Year 6 Teachers needed for long term and day to day roles

£110 - £130 per day + Competitive rates of pay: Randstad Education Reading: Pr...

Year 5 Teachers needed for various roles across Berkshire

£110 - £130 per day + Competitive rates of pay: Randstad Education Reading: Pr...

Day In a Page

Mystery of the Ground Zero wedding photo

A shot in the dark

Mystery of the wedding photo from Ground Zero
His life, the universe and everything

His life, the universe and everything

New biography sheds light on comic genius of Douglas Adams
Save us from small screen superheroes

Save us from small screen superheroes

Shows like Agents of S.H.I.E.L.D are little more than marketing tools
Reach for the skies

Reach for the skies
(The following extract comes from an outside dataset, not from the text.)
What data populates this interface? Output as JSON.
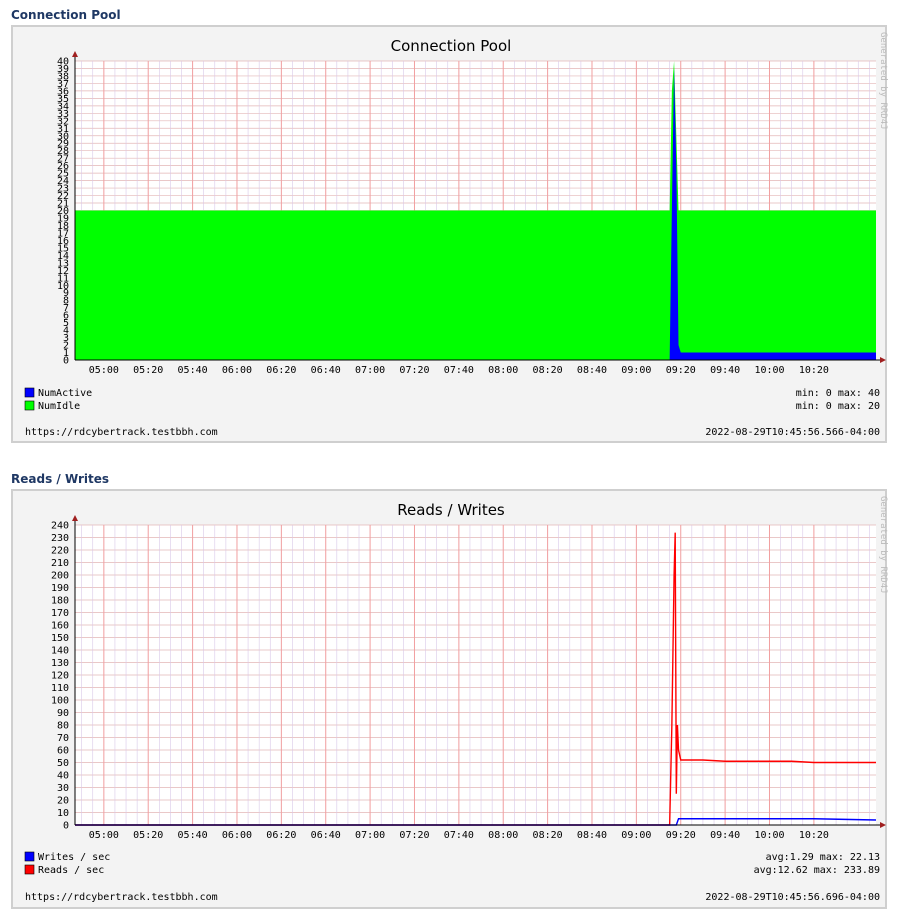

From pools to football pitches, rooftop living is looking up
These are the 12 best hotel spas in the UK

12 best hotel spas in the UK

Some hotels go all out on facilities; others stand out for the sheer quality of treatments
These Iranian-controlled Shia militias used to specialise in killing American soldiers. Now they are fighting Isis, backed up by US airstrikes

Widespread fear of Isis is producing strange bedfellows

Iranian-controlled Shia militias that used to kill American soldiers are now fighting Isis, helped by US airstrikes
Topshop goes part Athena poster, part last spring Prada

Topshop goes part Athena poster, part last spring Prada

Shoppers don't come to Topshop for the unique
How to make a Lego masterpiece

How to make a Lego masterpiece

Toy breaks out of the nursery and heads for the gallery
Meet the ‘Endies’ – city dwellers who are too poor to have fun

Meet the ‘Endies’ – city dwellers who are too poor to have fun

Urbanites are cursed with an acronym pointing to Employed but No Disposable Income or Savings
Paisley’s decision to make peace with IRA enemies might remind the Arabs of Sadat

Ian Paisley’s decision to make peace with his IRA enemies

His Save Ulster from Sodomy campaign would surely have been supported by many a Sunni imam
'She was a singer, a superstar, an addict, but to me, her mother, she is simply Amy'

'She was a singer, a superstar, an addict, but to me, her mother, she is simply Amy'

Exclusive extract from Janis Winehouse's poignant new memoir
Is this the role to win Cumberbatch an Oscar?

Is this the role to win Cumberbatch an Oscar?

The Imitation Game, film review
England and Roy Hodgson take a joint step towards redemption in Basel

England and Hodgson take a joint step towards redemption

Welbeck double puts England on the road to Euro 2016
Relatives fight over Vivian Maier’s rare photos

Relatives fight over Vivian Maier’s rare photos

Pictures removed from public view as courts decide ownership
‘Fashion has to be fun. It’s a big business, not a cure for cancer’

‘Fashion has to be fun. It’s a big business, not a cure for cancer’

Donatella Versace at New York Fashion Week